Adjustment phase Again, after some time usually 6 to 12 months , one grows accustomed to the new culture and develops routines. One knows what to expect in most situations and the host country no longer feels all that new. The culture begins to make sense, and negative reactions and responses to the culture are reduced. In the mastery stage assignees are able to participate fully and comfortably in the host culture.
Mastery does not mean total conversion; people often keep many traits from their earlier culture, such as accents and languages. It is often referred to as the biculturalism stage Reverse culture shock.
Reverse Culture Shock a. This results from the psychosomatic and psychological consequences of the readjustment process to the primary culture. The affected person often finds this more surprising and difficult to deal with than the original culture shock.
There are three basic outcomes of the Adjustment Phase: Some people find it impossible to accept the foreign culture and integrate. Some people integrate fully and take on all parts of the host culture while losing their original identity. They normally remain in the host country forever. Some people manage to adapt to the aspects of the host culture they see as positive, while keeping some of their own and creating their unique blend.
They have no major problems returning home or relocating elsewhere. This group can be thought to be somewhat cosmopolitan. Culture shock has many different effects, time spans, and degrees of severity. Many people are handicapped by its presence and do not recognize what is bothering them. Culture shock is a subcategory of a more universal construct called transition shock. There are many symptoms of transition shock, some which include: Excessive concern over cleanliness and health.
Culture Shock The term, culture shock, was introduced for the first time in to describe the anxiety produced when a person moves to a completely new environment. This term expresses the lack of direction, the feeling of not knowing what to do or how to do things in a new environment, and not knowing what is appropriate or inappropriate. The feeling of culture shock generally sets in after the first few weeks of coming to a new place.
- Warning: Ready for a Culture Shock What really is a culture shock. According to Webster’s II Dictionary, Culture is a particular form of civilization, esp. the beliefs, customs, arts, and institutions of society at a given tome.
Experts explain that culture shock is just feelings belong to people who move to another country. People who moved to another country feel like "a fish of water." They feel like fish because they had been swimming in their own culture.
Culture Shock The following is an essay on an interview I conducted with a friend about culture shock, it is for the most part in her own words. I recorded the interview and then put her words to paper, some of the wording referring to culture shock and the different things such as ethnocentrism are my own words: My trip to Europe was an eye /5(9). Mar 05, · A culture shock essay might be your chance to express your thoughts and feelings regarding this social phenomenon affecting all international students in the world/5(50).

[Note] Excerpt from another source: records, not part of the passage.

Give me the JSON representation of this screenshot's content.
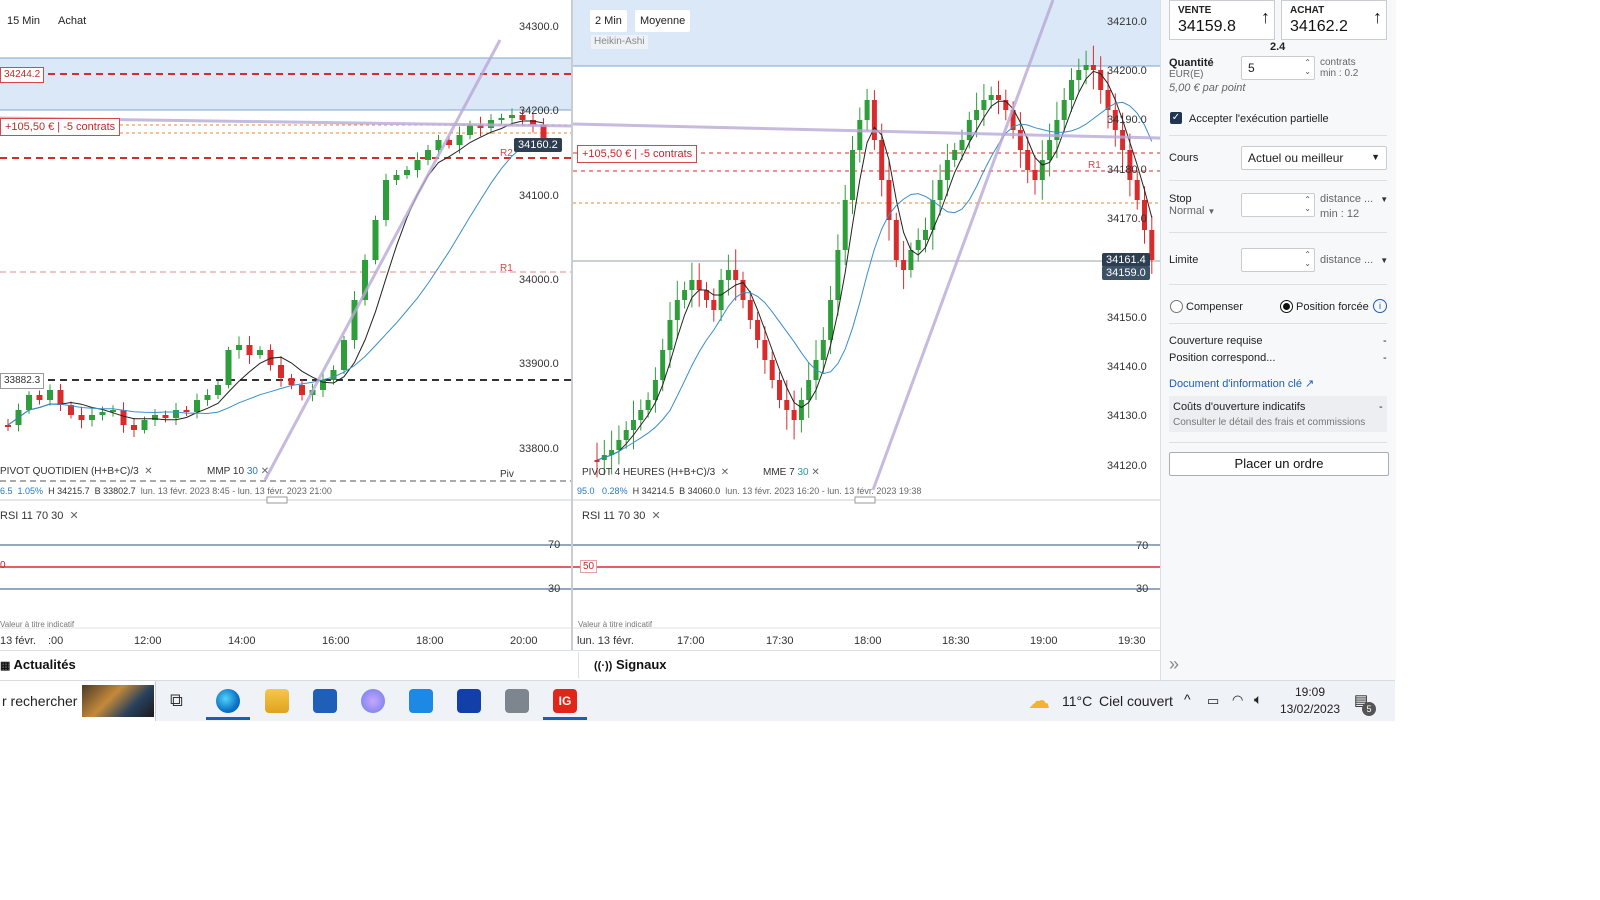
{
  "left_chart": {
    "timeframe": "15 Min",
    "mode": "Achat",
    "price_levels": [
      "34300.0",
      "34200.0",
      "34100.0",
      "34000.0",
      "33900.0",
      "33800.0"
    ],
    "tag_upper": "34244.2",
    "tag_lower": "33882.3",
    "position_tag": "+105,50 €  |  -5 contrats",
    "r2_label": "R2",
    "r1_label": "R1",
    "piv_label": "Piv",
    "current_price": "34160.2",
    "legend_pivot": "PIVOT  QUOTIDIEN  (H+B+C)/3",
    "legend_mm": "MMP  10",
    "legend_mm2": "30",
    "stats_change": "6.5",
    "stats_pct": "1.05%",
    "stats_high": "H 34215.7",
    "stats_low": "B 33802.7",
    "stats_range": "lun. 13 févr. 2023 8:45 - lun. 13 févr. 2023 21:00",
    "rsi_legend": "RSI  11  70  30",
    "rsi_70": "70",
    "rsi_50": "0",
    "rsi_30": "30",
    "indicative": "Valeur à titre indicatif",
    "time_labels": [
      "13 févr.",
      ":00",
      "12:00",
      "14:00",
      "16:00",
      "18:00",
      "20:00"
    ]
  },
  "right_chart": {
    "timeframe": "2 Min",
    "mode": "Moyenne",
    "style": "Heikin-Ashi",
    "price_levels": [
      "34210.0",
      "34200.0",
      "34190.0",
      "34180.0",
      "34170.0",
      "34150.0",
      "34140.0",
      "34130.0",
      "34120.0"
    ],
    "position_tag": "+105,50 €  |  -5 contrats",
    "r1_label": "R1",
    "current_price": "34161.4",
    "current_price2": "34159.0",
    "legend_pivot": "PIVOT  4 HEURES  (H+B+C)/3",
    "legend_mm": "MME  7",
    "legend_mm2": "30",
    "stats_change": "95.0",
    "stats_pct": "0.28%",
    "stats_high": "H 34214.5",
    "stats_low": "B 34060.0",
    "stats_range": "lun. 13 févr. 2023 16:20 - lun. 13 févr. 2023 19:38",
    "rsi_legend": "RSI  11  70  30",
    "rsi_70": "70",
    "rsi_50": "50",
    "rsi_30": "30",
    "indicative": "Valeur à titre indicatif",
    "time_labels": [
      "lun. 13 févr.",
      "17:00",
      "17:30",
      "18:00",
      "18:30",
      "19:00",
      "19:30"
    ]
  },
  "bottom_tabs": {
    "news": "Actualités",
    "signals": "Signaux"
  },
  "order_panel": {
    "sell_label": "VENTE",
    "sell_price": "34159.8",
    "buy_label": "ACHAT",
    "buy_price": "34162.2",
    "spread": "2.4",
    "qty_label": "Quantité",
    "qty_currency": "EUR(E)",
    "qty_value": "5",
    "qty_unit": "contrats",
    "qty_min": "min : 0.2",
    "per_point": "5,00 € par point",
    "partial_label": "Accepter l'exécution partielle",
    "cours_label": "Cours",
    "cours_value": "Actuel ou meilleur",
    "stop_label": "Stop",
    "stop_type": "Normal",
    "stop_distance": "distance ...",
    "stop_min": "min : 12",
    "limit_label": "Limite",
    "limit_distance": "distance ...",
    "compensate_label": "Compenser",
    "forced_label": "Position forcée",
    "coverage_label": "Couverture requise",
    "coverage_value": "-",
    "position_label": "Position correspond...",
    "position_value": "-",
    "doc_link": "Document d'information clé",
    "costs_label": "Coûts d'ouverture indicatifs",
    "costs_value": "-",
    "costs_detail": "Consulter le détail des frais et commissions",
    "place_order": "Placer un ordre"
  },
  "taskbar": {
    "search": "r rechercher",
    "weather_temp": "11°C",
    "weather_desc": "Ciel couvert",
    "time": "19:09",
    "date": "13/02/2023",
    "notif_count": "5",
    "ig_label": "IG"
  },
  "colors": {
    "bull": "#2e9e3a",
    "bear": "#d92b2b",
    "zone": "#dbe8f7",
    "accent": "#1a5fb4"
  }
}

The culture shock can bring positive effects, but at the same time, it also can affect people in a negative way. Purpose. This article investigates how overseas students encounter the culture shock when they first time to go abroad and how to minimize or prevent culture shock. Culture shock has been an important source of interpersonal stress and conflict for those who are in a multicultural society. Generally speaking, culture shock is a phenomenon of cultural loss and mental imbalance, and it also can be seen as a process of the evolution of .